When the school year began in Venezuela, many desks sat empty in classrooms across the country. With a severe economic crisis — which includes triple-digit inflation — some families have had to choose between books and bread.
CGTN’s Juan Carlos Lamas reports.
As the bell rings, the first day of school begins and children file into classrooms across Venezuela. The government provides a free public education for each child, but their families are responsible for providing textbooks, uniforms, backpacks, and other supplies.
For many, that’s not possible.
First grader Arturo Torres is ready with last year’s backpack and secondhand textbooks. A neighbor made his uniform, but he’s staying home from school this week because he still needs pencils, notebooks, and school shoes.
“Our priority is food,” Arturo’s mother Norimar said. “The money we obtain from our work is to buy food, and not other expenses like school supplies. We don’t have the money to buy most of them.”
Norimar and her husband Leandro said they’ve been saving up for over a year, and they hope to send Arturo to class next week wearing a new pair of shoes.
The stark choice between books and bread means many Venezuelan parents keep their children home from school so they can help find food or work to boost the family’s income.
The president of Caracas-based organization CECODAP estimates nearly 200,000 children missed the first week of class, and many are not enrolled at all.
“In Venezuela, there are more than one million students who are out of the school system, and there is a growing tendency to migrate from school to the streets due to social issues, food shortages and violence in schools,” said CECODAP President Oscar Misle.
Venezuela’s president, however, said he’s proud of the country’s education system.
“4,700,000 children and young people are enrolled in school for the new year,” President Nicolas Maduro said. “Unlike many countries in Latin America, we have guaranteed an investment in public education.”
The government has provided millions of uniforms, backpacks, and other supplies for students from indigenous rural communities with high levels of poverty.
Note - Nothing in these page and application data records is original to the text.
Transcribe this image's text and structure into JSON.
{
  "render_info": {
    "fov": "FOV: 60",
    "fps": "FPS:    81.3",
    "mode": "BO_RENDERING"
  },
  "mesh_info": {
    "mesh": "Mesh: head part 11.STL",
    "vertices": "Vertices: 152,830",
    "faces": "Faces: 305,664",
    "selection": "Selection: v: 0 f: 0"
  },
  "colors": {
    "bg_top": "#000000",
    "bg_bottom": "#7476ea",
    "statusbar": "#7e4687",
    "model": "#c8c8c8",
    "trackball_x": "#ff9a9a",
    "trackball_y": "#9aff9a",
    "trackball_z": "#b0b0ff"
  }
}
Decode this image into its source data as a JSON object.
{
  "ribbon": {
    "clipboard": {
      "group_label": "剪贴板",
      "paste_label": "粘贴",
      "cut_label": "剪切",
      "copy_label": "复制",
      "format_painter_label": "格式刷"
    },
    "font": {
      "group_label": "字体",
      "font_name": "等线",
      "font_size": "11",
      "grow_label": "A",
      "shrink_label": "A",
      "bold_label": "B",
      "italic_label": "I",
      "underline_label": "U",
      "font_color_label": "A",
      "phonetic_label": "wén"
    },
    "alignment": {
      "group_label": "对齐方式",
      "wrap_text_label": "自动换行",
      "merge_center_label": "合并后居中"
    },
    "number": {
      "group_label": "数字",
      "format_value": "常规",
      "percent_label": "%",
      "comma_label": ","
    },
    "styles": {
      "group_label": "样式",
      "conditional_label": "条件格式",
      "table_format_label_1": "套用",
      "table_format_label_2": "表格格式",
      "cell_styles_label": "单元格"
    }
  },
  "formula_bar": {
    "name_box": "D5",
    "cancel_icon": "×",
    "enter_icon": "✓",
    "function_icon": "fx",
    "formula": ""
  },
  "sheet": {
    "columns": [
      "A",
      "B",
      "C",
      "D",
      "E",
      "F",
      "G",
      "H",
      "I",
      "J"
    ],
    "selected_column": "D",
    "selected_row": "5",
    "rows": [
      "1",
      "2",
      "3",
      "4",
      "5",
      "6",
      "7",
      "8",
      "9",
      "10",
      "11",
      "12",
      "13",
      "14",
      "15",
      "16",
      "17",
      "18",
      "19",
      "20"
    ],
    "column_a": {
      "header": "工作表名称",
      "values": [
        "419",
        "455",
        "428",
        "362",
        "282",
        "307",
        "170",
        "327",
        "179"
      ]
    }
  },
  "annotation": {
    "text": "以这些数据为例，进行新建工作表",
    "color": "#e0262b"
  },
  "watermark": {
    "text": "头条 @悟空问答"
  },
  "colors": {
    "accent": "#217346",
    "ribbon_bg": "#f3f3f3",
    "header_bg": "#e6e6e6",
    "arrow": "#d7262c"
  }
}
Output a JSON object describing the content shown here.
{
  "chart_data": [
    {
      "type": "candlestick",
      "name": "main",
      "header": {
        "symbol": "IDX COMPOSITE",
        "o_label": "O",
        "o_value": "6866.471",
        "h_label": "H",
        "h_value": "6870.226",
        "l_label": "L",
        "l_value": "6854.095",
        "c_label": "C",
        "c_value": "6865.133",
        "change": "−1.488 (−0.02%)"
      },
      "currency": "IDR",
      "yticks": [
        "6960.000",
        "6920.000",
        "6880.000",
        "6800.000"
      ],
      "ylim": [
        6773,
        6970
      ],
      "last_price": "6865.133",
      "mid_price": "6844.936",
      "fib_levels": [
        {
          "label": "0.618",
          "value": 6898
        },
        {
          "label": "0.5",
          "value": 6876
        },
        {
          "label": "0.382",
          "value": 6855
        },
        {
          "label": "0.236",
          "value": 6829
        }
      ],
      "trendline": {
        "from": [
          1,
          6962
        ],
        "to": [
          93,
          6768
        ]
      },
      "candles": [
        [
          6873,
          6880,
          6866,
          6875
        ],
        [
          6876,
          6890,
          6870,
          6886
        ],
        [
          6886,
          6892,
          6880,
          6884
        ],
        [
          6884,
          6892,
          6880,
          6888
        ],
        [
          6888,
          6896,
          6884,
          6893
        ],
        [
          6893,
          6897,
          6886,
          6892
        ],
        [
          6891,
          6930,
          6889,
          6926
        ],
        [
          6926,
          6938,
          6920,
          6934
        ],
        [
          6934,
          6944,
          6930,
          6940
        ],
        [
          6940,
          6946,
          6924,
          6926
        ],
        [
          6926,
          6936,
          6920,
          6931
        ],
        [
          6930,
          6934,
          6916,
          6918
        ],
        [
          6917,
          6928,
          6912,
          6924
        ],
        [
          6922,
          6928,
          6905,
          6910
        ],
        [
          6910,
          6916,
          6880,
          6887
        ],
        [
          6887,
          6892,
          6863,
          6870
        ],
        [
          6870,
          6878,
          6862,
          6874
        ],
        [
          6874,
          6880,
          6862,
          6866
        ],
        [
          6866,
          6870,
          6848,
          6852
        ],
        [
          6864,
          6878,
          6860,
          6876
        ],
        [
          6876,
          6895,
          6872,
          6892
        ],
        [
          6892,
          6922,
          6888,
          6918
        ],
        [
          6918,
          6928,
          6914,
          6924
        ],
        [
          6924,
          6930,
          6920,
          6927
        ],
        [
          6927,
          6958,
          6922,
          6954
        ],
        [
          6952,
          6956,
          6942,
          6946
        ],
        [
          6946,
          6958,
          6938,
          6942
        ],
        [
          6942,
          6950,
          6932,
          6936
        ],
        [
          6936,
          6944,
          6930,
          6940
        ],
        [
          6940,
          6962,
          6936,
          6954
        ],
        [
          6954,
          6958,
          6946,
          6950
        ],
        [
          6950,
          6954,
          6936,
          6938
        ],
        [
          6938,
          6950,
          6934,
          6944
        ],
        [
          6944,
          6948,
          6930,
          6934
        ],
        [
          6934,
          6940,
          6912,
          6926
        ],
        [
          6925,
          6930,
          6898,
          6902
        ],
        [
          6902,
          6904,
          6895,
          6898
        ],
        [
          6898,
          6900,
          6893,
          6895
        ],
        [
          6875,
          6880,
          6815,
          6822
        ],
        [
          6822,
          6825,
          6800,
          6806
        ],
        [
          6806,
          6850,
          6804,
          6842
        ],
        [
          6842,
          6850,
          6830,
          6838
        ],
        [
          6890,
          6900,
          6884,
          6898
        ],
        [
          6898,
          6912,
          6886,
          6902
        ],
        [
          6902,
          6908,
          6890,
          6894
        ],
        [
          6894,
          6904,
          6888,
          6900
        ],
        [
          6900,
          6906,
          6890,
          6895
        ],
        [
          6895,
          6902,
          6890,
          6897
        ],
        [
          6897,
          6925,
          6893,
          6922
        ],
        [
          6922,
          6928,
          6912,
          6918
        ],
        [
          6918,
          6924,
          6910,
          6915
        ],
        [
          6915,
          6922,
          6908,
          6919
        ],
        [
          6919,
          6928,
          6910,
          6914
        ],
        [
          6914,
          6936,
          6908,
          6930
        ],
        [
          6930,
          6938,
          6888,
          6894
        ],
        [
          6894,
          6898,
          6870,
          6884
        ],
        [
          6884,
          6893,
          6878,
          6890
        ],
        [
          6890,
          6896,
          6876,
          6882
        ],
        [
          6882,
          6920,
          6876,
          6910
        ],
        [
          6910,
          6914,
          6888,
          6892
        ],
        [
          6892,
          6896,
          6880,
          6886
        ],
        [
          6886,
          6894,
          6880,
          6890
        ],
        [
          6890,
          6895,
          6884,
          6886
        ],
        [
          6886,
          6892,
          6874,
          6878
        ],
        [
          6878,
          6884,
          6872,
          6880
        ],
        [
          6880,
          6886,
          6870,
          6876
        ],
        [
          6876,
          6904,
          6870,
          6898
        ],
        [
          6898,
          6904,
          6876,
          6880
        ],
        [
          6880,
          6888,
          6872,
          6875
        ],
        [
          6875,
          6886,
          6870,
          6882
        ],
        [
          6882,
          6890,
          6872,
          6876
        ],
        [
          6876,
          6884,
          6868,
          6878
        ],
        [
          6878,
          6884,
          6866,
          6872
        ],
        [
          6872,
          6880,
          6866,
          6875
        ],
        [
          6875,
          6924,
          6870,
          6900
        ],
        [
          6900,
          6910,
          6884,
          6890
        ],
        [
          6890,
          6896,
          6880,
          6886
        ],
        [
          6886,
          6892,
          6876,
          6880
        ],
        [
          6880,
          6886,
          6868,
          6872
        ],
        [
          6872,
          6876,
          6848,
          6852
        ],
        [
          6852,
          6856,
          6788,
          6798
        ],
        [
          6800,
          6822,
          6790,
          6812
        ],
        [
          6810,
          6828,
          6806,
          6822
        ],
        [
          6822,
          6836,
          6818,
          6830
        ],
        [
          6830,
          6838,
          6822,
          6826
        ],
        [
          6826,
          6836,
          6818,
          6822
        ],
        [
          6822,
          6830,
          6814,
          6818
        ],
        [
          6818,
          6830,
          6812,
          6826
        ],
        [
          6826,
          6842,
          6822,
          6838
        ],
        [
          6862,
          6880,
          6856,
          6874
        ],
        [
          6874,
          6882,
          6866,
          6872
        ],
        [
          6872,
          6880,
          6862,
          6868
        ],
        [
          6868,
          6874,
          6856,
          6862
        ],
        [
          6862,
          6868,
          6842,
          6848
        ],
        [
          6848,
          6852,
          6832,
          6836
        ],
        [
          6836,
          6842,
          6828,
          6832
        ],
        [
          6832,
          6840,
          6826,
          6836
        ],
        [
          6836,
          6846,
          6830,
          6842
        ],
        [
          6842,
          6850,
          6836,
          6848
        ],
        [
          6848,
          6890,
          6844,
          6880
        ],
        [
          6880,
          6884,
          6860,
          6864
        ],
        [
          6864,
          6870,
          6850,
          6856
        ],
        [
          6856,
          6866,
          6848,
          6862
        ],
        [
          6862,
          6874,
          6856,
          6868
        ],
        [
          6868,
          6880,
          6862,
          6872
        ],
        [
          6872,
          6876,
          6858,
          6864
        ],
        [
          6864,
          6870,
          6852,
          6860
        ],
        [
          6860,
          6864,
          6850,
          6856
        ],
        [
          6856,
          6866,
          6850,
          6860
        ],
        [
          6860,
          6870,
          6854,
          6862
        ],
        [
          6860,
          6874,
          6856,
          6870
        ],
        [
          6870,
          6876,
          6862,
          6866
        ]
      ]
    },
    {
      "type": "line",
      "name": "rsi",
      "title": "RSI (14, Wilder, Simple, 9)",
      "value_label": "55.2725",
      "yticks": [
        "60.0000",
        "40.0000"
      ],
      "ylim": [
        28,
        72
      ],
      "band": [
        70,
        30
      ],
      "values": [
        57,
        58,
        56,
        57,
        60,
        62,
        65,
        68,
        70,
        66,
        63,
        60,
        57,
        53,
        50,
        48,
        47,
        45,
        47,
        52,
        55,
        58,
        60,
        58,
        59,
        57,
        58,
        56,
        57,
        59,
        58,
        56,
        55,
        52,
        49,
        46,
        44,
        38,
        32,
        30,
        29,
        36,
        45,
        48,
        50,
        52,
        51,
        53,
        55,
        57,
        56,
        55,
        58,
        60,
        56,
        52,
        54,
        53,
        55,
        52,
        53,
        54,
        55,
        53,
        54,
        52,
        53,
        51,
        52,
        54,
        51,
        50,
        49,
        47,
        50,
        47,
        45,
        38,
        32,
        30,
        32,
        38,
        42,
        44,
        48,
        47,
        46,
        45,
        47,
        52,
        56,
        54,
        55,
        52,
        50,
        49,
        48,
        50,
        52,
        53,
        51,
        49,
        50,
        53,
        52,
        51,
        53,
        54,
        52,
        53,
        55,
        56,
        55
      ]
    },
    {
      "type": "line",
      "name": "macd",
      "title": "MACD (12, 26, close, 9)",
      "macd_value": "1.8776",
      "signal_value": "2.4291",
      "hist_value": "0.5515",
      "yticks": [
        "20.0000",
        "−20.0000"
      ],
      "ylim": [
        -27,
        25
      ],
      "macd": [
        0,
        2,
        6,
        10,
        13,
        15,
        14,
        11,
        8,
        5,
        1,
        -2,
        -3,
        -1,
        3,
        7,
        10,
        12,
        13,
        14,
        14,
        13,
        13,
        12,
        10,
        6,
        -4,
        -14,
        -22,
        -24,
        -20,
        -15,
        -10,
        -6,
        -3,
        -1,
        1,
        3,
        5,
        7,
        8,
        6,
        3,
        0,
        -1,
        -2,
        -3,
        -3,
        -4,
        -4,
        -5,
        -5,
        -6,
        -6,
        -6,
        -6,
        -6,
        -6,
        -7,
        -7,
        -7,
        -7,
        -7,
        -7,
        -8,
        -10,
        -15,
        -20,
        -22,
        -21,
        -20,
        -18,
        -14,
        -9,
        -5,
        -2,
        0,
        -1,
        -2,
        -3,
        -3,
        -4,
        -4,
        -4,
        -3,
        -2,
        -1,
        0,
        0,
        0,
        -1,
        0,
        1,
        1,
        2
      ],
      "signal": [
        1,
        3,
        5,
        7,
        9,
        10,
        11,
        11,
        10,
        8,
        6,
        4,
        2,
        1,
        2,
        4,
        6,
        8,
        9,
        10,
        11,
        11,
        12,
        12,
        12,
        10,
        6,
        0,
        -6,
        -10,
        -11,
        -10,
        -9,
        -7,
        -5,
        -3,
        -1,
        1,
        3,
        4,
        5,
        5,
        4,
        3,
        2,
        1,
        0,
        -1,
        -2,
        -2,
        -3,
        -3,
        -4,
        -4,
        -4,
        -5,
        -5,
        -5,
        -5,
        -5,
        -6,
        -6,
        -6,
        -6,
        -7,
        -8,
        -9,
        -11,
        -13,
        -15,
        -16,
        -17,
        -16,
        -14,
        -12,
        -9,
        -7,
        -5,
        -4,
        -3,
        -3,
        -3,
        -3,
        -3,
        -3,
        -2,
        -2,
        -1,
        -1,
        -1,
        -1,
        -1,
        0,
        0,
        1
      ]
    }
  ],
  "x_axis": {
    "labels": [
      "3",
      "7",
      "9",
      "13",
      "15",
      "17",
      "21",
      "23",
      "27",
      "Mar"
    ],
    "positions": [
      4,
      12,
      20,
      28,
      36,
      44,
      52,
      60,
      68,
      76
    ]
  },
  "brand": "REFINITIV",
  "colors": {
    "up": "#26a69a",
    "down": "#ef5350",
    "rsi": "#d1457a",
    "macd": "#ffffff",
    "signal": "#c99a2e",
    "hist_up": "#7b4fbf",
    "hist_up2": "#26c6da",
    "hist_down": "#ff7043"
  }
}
And children at thousands of schools will be able to take advantage of snack programs, making sure they have at least one meal a day. But many say that’s not enough.